What this task involves:
Please copy the records below word for word, leaving out the pictures.

(Data records for software interfaces)
BEGIN
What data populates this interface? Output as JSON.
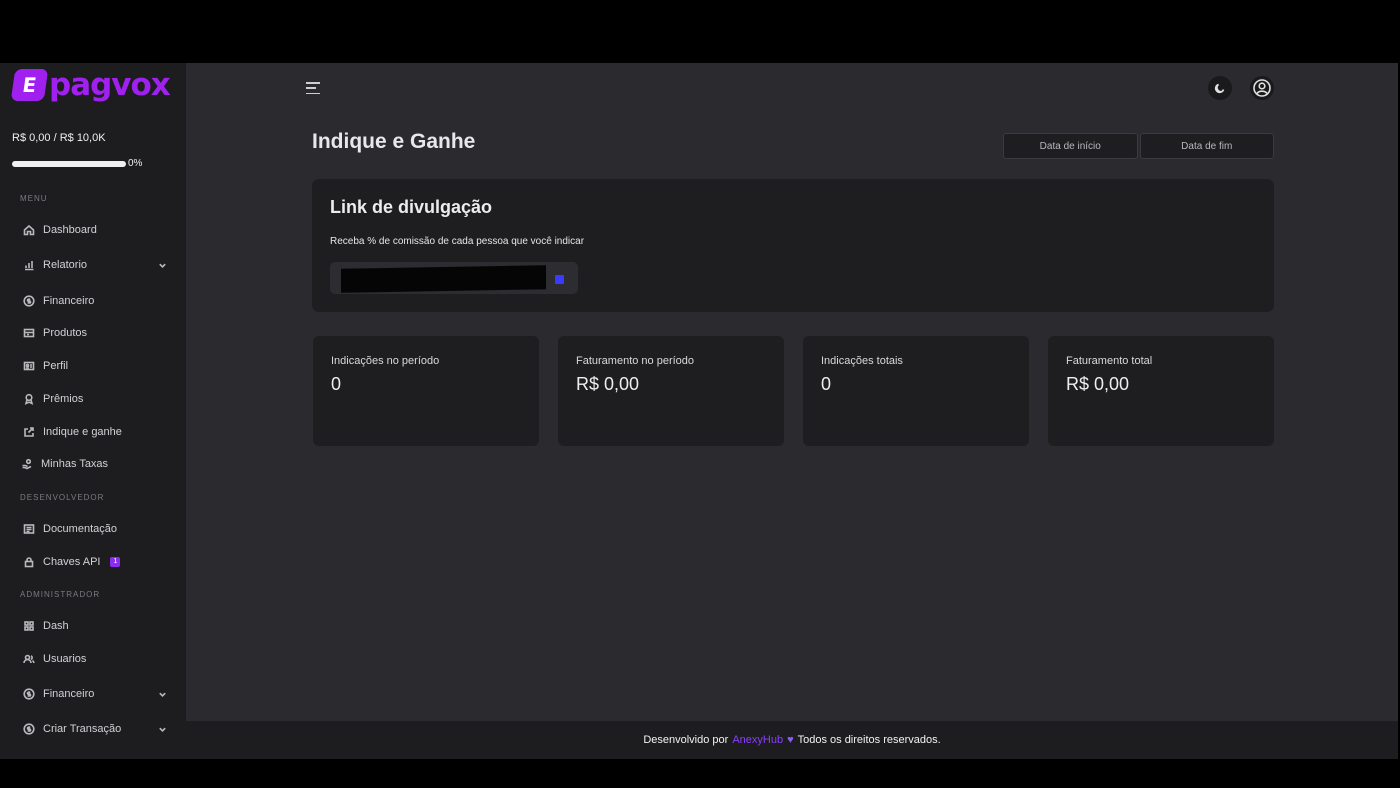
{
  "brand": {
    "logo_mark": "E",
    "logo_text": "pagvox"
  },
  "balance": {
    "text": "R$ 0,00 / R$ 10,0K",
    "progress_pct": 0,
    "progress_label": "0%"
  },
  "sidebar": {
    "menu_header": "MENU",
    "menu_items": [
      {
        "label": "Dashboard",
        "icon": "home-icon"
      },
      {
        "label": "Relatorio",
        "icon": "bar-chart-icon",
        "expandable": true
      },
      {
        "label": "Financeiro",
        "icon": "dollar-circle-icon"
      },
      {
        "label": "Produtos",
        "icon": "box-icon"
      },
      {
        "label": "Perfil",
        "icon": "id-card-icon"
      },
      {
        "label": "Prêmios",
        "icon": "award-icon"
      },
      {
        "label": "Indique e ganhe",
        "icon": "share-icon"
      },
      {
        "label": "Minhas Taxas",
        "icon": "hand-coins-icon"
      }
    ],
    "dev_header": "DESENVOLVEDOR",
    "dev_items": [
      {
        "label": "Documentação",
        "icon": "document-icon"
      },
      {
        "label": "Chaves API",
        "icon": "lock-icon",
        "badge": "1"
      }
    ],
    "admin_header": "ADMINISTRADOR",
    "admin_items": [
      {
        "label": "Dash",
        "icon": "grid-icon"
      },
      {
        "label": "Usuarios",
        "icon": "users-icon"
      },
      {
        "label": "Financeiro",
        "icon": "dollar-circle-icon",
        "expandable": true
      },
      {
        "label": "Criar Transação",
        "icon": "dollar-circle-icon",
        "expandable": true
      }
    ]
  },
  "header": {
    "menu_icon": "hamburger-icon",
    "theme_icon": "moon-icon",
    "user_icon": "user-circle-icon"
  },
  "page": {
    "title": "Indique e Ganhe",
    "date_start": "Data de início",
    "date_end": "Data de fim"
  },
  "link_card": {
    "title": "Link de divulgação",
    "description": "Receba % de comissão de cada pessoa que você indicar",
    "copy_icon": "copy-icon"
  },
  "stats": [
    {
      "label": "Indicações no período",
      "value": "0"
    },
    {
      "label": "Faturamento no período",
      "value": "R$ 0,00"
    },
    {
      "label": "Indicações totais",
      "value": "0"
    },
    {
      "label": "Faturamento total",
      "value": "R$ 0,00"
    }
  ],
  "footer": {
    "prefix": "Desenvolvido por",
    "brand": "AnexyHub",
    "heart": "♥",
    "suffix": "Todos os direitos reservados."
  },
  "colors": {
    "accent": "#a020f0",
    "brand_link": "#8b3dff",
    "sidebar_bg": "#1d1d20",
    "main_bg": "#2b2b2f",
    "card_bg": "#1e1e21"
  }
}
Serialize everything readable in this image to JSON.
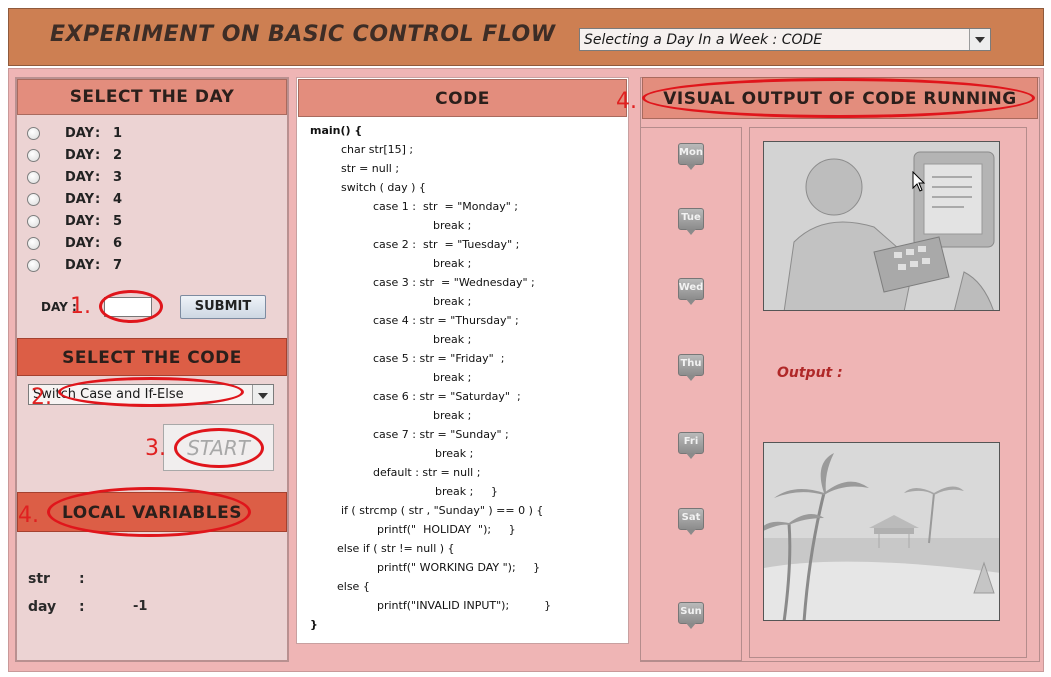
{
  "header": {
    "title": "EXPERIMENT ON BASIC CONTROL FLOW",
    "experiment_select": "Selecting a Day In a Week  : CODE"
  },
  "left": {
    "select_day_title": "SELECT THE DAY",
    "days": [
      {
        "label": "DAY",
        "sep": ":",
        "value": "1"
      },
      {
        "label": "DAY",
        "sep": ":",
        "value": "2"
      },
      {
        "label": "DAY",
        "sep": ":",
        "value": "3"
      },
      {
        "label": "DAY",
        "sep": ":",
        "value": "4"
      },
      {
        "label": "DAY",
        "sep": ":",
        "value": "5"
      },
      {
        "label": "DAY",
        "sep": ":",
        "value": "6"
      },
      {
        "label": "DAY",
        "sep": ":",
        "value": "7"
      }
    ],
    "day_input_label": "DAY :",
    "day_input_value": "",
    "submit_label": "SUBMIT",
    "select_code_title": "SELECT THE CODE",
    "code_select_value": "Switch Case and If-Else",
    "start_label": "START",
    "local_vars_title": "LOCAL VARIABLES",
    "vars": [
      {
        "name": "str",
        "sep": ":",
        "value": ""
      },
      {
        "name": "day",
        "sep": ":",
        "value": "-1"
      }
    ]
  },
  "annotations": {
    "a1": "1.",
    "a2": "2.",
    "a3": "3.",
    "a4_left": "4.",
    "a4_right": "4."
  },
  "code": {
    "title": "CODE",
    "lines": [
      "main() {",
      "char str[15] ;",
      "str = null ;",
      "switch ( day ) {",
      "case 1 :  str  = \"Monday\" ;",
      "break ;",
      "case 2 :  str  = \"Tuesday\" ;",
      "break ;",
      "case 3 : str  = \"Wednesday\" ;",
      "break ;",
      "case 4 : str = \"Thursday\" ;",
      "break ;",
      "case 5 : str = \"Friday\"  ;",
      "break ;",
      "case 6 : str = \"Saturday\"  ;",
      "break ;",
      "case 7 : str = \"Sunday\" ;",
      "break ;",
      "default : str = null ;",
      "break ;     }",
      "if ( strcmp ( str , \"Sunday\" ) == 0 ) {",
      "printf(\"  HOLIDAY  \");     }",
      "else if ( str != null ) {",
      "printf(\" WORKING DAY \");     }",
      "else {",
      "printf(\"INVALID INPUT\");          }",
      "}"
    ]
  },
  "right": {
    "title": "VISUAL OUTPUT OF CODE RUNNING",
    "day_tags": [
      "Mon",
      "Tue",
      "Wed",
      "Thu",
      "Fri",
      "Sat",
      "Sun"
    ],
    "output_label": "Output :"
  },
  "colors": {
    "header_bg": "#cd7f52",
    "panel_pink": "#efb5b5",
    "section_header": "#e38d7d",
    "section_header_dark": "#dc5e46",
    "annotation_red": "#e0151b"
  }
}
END
Solution to this task:
What data populates this interface? Output as JSON.
{
  "brand": {
    "logo_mark": "E",
    "logo_text": "pagvox"
  },
  "balance": {
    "text": "R$ 0,00 / R$ 10,0K",
    "progress_pct": 0,
    "progress_label": "0%"
  },
  "sidebar": {
    "menu_header": "MENU",
    "menu_items": [
      {
        "label": "Dashboard",
        "icon": "home-icon"
      },
      {
        "label": "Relatorio",
        "icon": "bar-chart-icon",
        "expandable": true
      },
      {
        "label": "Financeiro",
        "icon": "dollar-circle-icon"
      },
      {
        "label": "Produtos",
        "icon": "box-icon"
      },
      {
        "label": "Perfil",
        "icon": "id-card-icon"
      },
      {
        "label": "Prêmios",
        "icon": "award-icon"
      },
      {
        "label": "Indique e ganhe",
        "icon": "share-icon"
      },
      {
        "label": "Minhas Taxas",
        "icon": "hand-coins-icon"
      }
    ],
    "dev_header": "DESENVOLVEDOR",
    "dev_items": [
      {
        "label": "Documentação",
        "icon": "document-icon"
      },
      {
        "label": "Chaves API",
        "icon": "lock-icon",
        "badge": "1"
      }
    ],
    "admin_header": "ADMINISTRADOR",
    "admin_items": [
      {
        "label": "Dash",
        "icon": "grid-icon"
      },
      {
        "label": "Usuarios",
        "icon": "users-icon"
      },
      {
        "label": "Financeiro",
        "icon": "dollar-circle-icon",
        "expandable": true
      },
      {
        "label": "Criar Transação",
        "icon": "dollar-circle-icon",
        "expandable": true
      }
    ]
  },
  "header": {
    "menu_icon": "hamburger-icon",
    "theme_icon": "moon-icon",
    "user_icon": "user-circle-icon"
  },
  "page": {
    "title": "Indique e Ganhe",
    "date_start": "Data de início",
    "date_end": "Data de fim"
  },
  "link_card": {
    "title": "Link de divulgação",
    "description": "Receba % de comissão de cada pessoa que você indicar",
    "copy_icon": "copy-icon"
  },
  "stats": [
    {
      "label": "Indicações no período",
      "value": "0"
    },
    {
      "label": "Faturamento no período",
      "value": "R$ 0,00"
    },
    {
      "label": "Indicações totais",
      "value": "0"
    },
    {
      "label": "Faturamento total",
      "value": "R$ 0,00"
    }
  ],
  "footer": {
    "prefix": "Desenvolvido por",
    "brand": "AnexyHub",
    "heart": "♥",
    "suffix": "Todos os direitos reservados."
  },
  "colors": {
    "accent": "#a020f0",
    "brand_link": "#8b3dff",
    "sidebar_bg": "#1d1d20",
    "main_bg": "#2b2b2f",
    "card_bg": "#1e1e21"
  }
}
Serialize everything readable in this image to JSON.
{
  "header": {
    "title": "EXPERIMENT ON BASIC CONTROL FLOW",
    "experiment_select": "Selecting a Day In a Week  : CODE"
  },
  "left": {
    "select_day_title": "SELECT THE DAY",
    "days": [
      {
        "label": "DAY",
        "sep": ":",
        "value": "1"
      },
      {
        "label": "DAY",
        "sep": ":",
        "value": "2"
      },
      {
        "label": "DAY",
        "sep": ":",
        "value": "3"
      },
      {
        "label": "DAY",
        "sep": ":",
        "value": "4"
      },
      {
        "label": "DAY",
        "sep": ":",
        "value": "5"
      },
      {
        "label": "DAY",
        "sep": ":",
        "value": "6"
      },
      {
        "label": "DAY",
        "sep": ":",
        "value": "7"
      }
    ],
    "day_input_label": "DAY :",
    "day_input_value": "",
    "submit_label": "SUBMIT",
    "select_code_title": "SELECT THE CODE",
    "code_select_value": "Switch Case and If-Else",
    "start_label": "START",
    "local_vars_title": "LOCAL VARIABLES",
    "vars": [
      {
        "name": "str",
        "sep": ":",
        "value": ""
      },
      {
        "name": "day",
        "sep": ":",
        "value": "-1"
      }
    ]
  },
  "annotations": {
    "a1": "1.",
    "a2": "2.",
    "a3": "3.",
    "a4_left": "4.",
    "a4_right": "4."
  },
  "code": {
    "title": "CODE",
    "lines": [
      "main() {",
      "char str[15] ;",
      "str = null ;",
      "switch ( day ) {",
      "case 1 :  str  = \"Monday\" ;",
      "break ;",
      "case 2 :  str  = \"Tuesday\" ;",
      "break ;",
      "case 3 : str  = \"Wednesday\" ;",
      "break ;",
      "case 4 : str = \"Thursday\" ;",
      "break ;",
      "case 5 : str = \"Friday\"  ;",
      "break ;",
      "case 6 : str = \"Saturday\"  ;",
      "break ;",
      "case 7 : str = \"Sunday\" ;",
      "break ;",
      "default : str = null ;",
      "break ;     }",
      "if ( strcmp ( str , \"Sunday\" ) == 0 ) {",
      "printf(\"  HOLIDAY  \");     }",
      "else if ( str != null ) {",
      "printf(\" WORKING DAY \");     }",
      "else {",
      "printf(\"INVALID INPUT\");          }",
      "}"
    ]
  },
  "right": {
    "title": "VISUAL OUTPUT OF CODE RUNNING",
    "day_tags": [
      "Mon",
      "Tue",
      "Wed",
      "Thu",
      "Fri",
      "Sat",
      "Sun"
    ],
    "output_label": "Output :"
  },
  "colors": {
    "header_bg": "#cd7f52",
    "panel_pink": "#efb5b5",
    "section_header": "#e38d7d",
    "section_header_dark": "#dc5e46",
    "annotation_red": "#e0151b"
  }
}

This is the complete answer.